> Exercise objective
Please copy each line of the data that includes the string "Сигнал".

> Exercise input
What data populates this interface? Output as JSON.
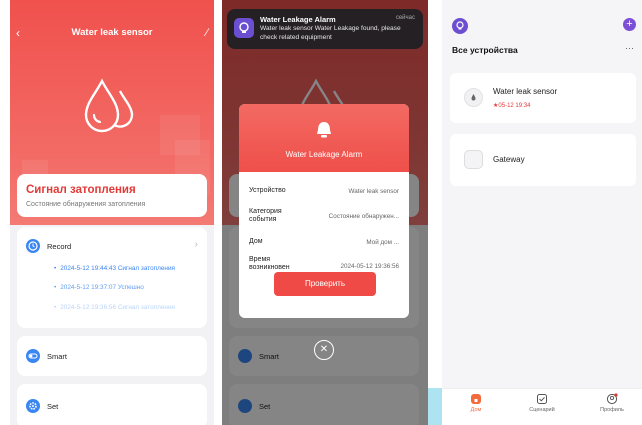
{
  "screen1": {
    "title": "Water leak sensor",
    "back_icon": "chevron-left-icon",
    "edit_icon": "edit-icon",
    "status": {
      "title": "Сигнал затопления",
      "subtitle": "Состояние обнаружения затопления"
    },
    "record": {
      "label": "Record",
      "items": [
        "2024-5-12 19:44:43 Сигнал затопления",
        "2024-5-12 19:37:07 Успешно",
        "2024-5-12 19:36:56 Сигнал затопления"
      ]
    },
    "smart_label": "Smart",
    "set_label": "Set"
  },
  "screen2": {
    "notification": {
      "title": "Water Leakage Alarm",
      "time": "сейчас",
      "body": "Water leak sensor Water Leakage found, please check related equipment"
    },
    "dialog": {
      "title": "Water Leakage Alarm",
      "rows": [
        {
          "key": "Устройство",
          "value": "Water leak sensor"
        },
        {
          "key": "Категория события",
          "value": "Состояние обнаружен..."
        },
        {
          "key": "Дом",
          "value": "Мой дом ..."
        },
        {
          "key": "Время возникновен",
          "value": "2024-05-12 19:36:56"
        }
      ],
      "button": "Проверить"
    },
    "smart_label": "Smart",
    "set_label": "Set"
  },
  "screen3": {
    "header_title": "Все устройства",
    "more": "···",
    "devices": [
      {
        "name": "Water leak sensor",
        "status": "05-12 19:34"
      },
      {
        "name": "Gateway"
      }
    ],
    "tabs": [
      "Дом",
      "Сценарий",
      "Профиль"
    ],
    "colors": {
      "accent": "#7b4fd6",
      "alert": "#e23a36",
      "brand_blue": "#3a86f2"
    }
  }
}
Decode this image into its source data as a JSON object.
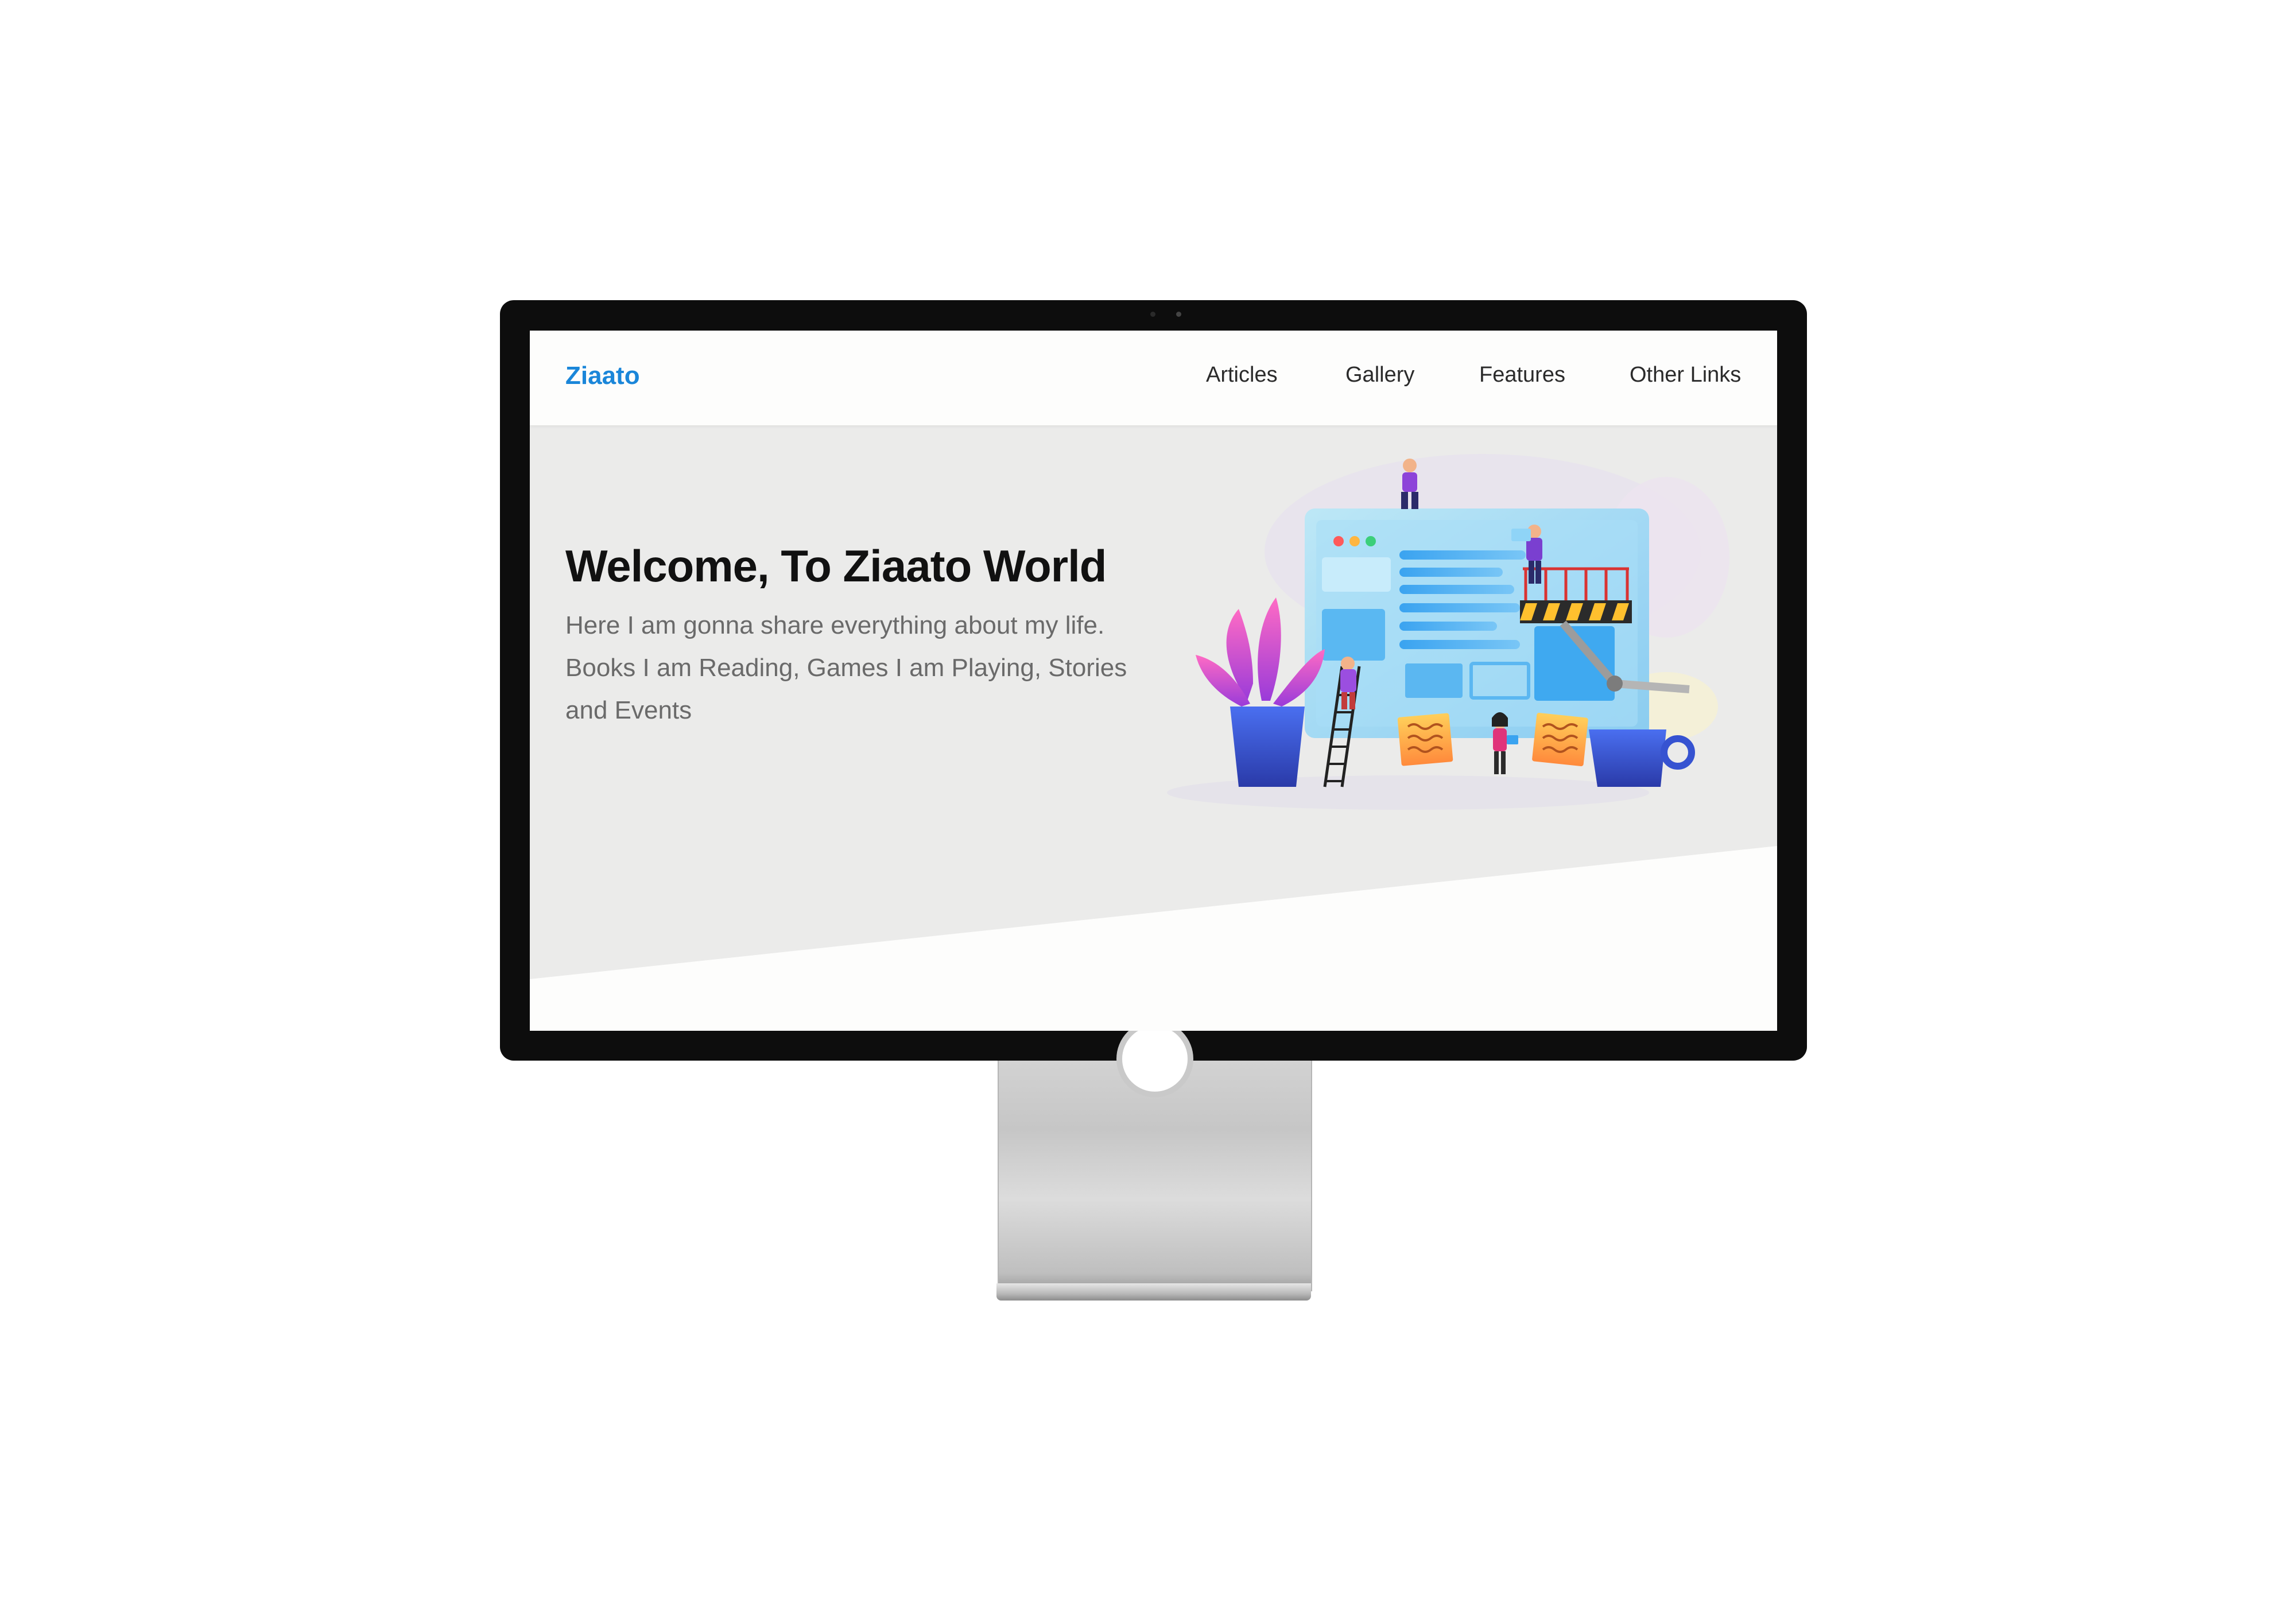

> Answer section
      "title": "Сигнал затопления",
        "2024-5-12 19:44:43 Сигнал затопления",
        "2024-5-12 19:36:56 Сигнал затопления"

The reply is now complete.